▶ [Work to be completed]:
Show, from the records below, all lines that contain the word "PROCS".

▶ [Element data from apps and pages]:
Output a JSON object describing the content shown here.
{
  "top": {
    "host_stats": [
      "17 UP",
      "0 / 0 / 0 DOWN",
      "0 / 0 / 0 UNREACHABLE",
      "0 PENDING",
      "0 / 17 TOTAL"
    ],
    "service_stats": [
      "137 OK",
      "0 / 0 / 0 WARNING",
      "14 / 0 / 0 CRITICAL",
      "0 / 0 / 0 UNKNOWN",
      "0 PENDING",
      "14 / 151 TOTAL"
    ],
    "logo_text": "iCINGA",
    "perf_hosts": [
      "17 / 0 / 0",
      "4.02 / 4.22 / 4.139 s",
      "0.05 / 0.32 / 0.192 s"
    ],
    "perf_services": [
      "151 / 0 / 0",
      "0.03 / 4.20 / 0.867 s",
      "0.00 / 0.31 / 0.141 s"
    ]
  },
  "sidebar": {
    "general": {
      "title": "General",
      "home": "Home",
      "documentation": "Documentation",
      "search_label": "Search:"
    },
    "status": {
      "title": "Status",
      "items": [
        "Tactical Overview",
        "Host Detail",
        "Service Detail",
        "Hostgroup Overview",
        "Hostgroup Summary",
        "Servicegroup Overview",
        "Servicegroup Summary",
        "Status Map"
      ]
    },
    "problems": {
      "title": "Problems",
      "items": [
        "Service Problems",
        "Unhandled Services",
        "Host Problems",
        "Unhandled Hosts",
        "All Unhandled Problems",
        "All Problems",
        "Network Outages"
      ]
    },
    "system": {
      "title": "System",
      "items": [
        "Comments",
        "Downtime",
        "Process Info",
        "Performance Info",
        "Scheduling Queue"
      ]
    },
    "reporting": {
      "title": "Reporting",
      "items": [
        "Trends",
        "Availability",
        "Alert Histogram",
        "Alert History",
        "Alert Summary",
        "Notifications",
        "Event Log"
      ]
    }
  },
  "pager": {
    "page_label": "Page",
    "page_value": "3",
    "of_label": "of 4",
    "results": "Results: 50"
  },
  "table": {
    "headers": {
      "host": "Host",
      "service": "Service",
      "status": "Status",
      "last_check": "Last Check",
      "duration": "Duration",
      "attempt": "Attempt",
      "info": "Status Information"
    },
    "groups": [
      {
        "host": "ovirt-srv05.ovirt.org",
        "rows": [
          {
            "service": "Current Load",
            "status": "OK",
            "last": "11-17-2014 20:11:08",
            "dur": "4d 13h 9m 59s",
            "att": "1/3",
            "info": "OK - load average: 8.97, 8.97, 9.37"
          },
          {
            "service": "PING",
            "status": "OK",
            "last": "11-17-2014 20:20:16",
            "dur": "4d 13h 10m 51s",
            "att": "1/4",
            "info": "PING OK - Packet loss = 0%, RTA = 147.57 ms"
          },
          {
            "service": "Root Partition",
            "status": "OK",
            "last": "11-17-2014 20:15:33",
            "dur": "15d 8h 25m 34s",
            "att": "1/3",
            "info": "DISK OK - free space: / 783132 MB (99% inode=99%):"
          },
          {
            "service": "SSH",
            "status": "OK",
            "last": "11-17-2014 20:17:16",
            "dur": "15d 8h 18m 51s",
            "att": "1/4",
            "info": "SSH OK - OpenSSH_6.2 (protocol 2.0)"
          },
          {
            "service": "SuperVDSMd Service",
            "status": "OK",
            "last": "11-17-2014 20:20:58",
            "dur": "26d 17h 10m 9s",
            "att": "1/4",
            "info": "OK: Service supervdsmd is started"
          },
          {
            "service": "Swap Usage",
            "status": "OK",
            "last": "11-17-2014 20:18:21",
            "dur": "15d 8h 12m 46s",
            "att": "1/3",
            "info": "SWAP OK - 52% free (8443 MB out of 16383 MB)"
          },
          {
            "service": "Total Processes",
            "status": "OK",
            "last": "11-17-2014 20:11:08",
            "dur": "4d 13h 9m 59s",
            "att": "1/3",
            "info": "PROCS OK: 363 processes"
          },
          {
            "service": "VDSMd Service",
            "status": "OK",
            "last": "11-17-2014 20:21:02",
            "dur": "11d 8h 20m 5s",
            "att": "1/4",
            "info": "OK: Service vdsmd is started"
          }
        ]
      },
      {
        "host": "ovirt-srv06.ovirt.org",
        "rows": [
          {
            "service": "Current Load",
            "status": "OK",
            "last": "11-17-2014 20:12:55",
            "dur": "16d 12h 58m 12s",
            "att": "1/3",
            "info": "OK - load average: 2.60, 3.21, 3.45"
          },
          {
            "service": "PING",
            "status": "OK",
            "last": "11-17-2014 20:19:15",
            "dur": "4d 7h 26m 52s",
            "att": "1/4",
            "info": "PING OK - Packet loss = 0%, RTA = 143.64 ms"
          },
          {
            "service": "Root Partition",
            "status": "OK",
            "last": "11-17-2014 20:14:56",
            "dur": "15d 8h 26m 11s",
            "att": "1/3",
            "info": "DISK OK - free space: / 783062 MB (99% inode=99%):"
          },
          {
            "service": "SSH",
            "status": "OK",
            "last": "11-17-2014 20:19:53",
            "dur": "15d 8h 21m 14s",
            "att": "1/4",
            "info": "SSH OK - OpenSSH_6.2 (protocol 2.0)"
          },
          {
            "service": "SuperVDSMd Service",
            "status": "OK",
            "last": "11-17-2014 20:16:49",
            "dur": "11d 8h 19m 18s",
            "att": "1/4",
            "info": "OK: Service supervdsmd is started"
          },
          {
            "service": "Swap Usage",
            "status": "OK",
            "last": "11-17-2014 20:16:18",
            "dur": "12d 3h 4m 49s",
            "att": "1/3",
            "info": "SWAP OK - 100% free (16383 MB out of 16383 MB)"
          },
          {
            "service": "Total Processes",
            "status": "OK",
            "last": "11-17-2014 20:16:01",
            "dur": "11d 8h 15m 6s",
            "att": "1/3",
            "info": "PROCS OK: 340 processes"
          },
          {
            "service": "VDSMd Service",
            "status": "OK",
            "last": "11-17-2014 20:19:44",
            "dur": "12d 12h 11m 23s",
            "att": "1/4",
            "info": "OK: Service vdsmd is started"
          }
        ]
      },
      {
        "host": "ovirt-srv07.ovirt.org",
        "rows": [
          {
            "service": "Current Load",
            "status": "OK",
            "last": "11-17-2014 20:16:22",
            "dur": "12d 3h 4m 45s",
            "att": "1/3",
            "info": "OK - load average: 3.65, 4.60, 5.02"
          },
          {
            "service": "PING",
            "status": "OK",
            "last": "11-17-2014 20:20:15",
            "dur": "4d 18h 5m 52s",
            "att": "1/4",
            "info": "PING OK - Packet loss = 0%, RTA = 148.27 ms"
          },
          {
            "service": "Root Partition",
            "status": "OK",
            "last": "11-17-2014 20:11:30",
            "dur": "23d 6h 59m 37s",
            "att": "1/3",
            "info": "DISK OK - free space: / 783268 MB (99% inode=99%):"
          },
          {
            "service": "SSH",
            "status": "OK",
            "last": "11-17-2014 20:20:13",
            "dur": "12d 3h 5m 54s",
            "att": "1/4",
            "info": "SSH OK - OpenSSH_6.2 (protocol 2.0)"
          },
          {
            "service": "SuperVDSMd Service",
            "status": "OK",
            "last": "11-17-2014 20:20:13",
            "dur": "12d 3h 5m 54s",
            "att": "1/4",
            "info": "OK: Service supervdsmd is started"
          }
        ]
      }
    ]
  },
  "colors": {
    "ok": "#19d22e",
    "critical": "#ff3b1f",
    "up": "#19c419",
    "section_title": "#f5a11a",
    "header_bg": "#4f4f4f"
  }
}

▶ [Answer section]:
            "info": "PROCS OK: 363 processes"
            "info": "PROCS OK: 340 processes"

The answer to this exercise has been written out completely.